───── DATA UNDER STUDY ─────
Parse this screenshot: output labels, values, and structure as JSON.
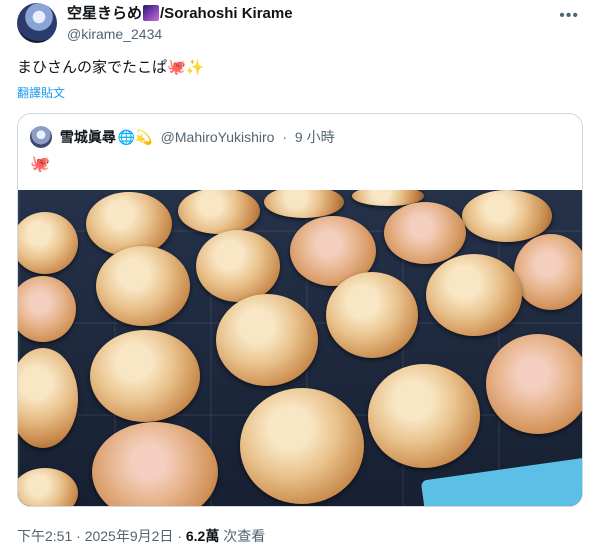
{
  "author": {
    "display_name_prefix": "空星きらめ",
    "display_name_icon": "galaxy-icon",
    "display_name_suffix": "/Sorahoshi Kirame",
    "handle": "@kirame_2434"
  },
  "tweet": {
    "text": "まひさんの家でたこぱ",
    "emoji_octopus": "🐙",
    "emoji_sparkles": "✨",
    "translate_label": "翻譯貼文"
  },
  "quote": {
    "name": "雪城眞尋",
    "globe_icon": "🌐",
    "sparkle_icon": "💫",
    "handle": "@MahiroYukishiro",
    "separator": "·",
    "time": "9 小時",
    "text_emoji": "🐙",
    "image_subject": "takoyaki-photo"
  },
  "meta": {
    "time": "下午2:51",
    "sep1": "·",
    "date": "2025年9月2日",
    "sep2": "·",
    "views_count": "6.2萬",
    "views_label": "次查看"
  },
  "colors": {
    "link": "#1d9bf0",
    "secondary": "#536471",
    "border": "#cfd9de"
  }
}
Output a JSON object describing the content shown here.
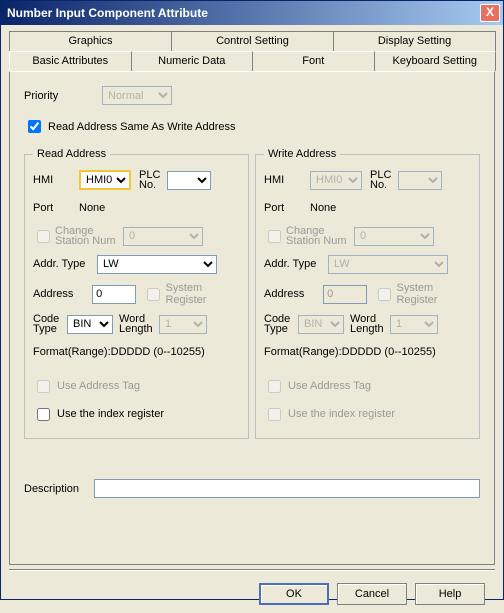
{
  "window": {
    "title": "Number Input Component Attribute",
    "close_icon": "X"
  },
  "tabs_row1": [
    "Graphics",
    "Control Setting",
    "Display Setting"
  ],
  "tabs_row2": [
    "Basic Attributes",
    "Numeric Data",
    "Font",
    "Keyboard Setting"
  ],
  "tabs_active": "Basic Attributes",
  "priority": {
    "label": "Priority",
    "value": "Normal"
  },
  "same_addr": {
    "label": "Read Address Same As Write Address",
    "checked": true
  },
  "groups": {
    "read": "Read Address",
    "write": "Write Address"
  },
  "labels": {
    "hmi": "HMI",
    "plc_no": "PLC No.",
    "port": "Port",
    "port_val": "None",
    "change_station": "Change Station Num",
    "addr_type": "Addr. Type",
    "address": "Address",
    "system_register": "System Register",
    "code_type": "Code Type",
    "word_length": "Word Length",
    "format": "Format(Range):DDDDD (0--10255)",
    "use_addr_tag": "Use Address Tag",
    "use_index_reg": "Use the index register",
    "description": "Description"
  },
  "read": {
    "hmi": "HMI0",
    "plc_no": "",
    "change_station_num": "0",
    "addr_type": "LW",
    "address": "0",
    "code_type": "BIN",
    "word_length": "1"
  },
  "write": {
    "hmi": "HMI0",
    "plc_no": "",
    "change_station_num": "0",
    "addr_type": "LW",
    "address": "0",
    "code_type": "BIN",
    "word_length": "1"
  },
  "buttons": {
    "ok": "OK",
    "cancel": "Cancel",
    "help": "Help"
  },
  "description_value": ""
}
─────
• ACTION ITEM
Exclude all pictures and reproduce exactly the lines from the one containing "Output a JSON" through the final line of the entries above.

• RESPONSE BOX
Output a JSON object describing the content shown here.
{
  "window": {
    "title": "Number Input Component Attribute",
    "close_icon": "X"
  },
  "tabs_row1": [
    "Graphics",
    "Control Setting",
    "Display Setting"
  ],
  "tabs_row2": [
    "Basic Attributes",
    "Numeric Data",
    "Font",
    "Keyboard Setting"
  ],
  "tabs_active": "Basic Attributes",
  "priority": {
    "label": "Priority",
    "value": "Normal"
  },
  "same_addr": {
    "label": "Read Address Same As Write Address",
    "checked": true
  },
  "groups": {
    "read": "Read Address",
    "write": "Write Address"
  },
  "labels": {
    "hmi": "HMI",
    "plc_no": "PLC No.",
    "port": "Port",
    "port_val": "None",
    "change_station": "Change Station Num",
    "addr_type": "Addr. Type",
    "address": "Address",
    "system_register": "System Register",
    "code_type": "Code Type",
    "word_length": "Word Length",
    "format": "Format(Range):DDDDD (0--10255)",
    "use_addr_tag": "Use Address Tag",
    "use_index_reg": "Use the index register",
    "description": "Description"
  },
  "read": {
    "hmi": "HMI0",
    "plc_no": "",
    "change_station_num": "0",
    "addr_type": "LW",
    "address": "0",
    "code_type": "BIN",
    "word_length": "1"
  },
  "write": {
    "hmi": "HMI0",
    "plc_no": "",
    "change_station_num": "0",
    "addr_type": "LW",
    "address": "0",
    "code_type": "BIN",
    "word_length": "1"
  },
  "buttons": {
    "ok": "OK",
    "cancel": "Cancel",
    "help": "Help"
  },
  "description_value": ""
}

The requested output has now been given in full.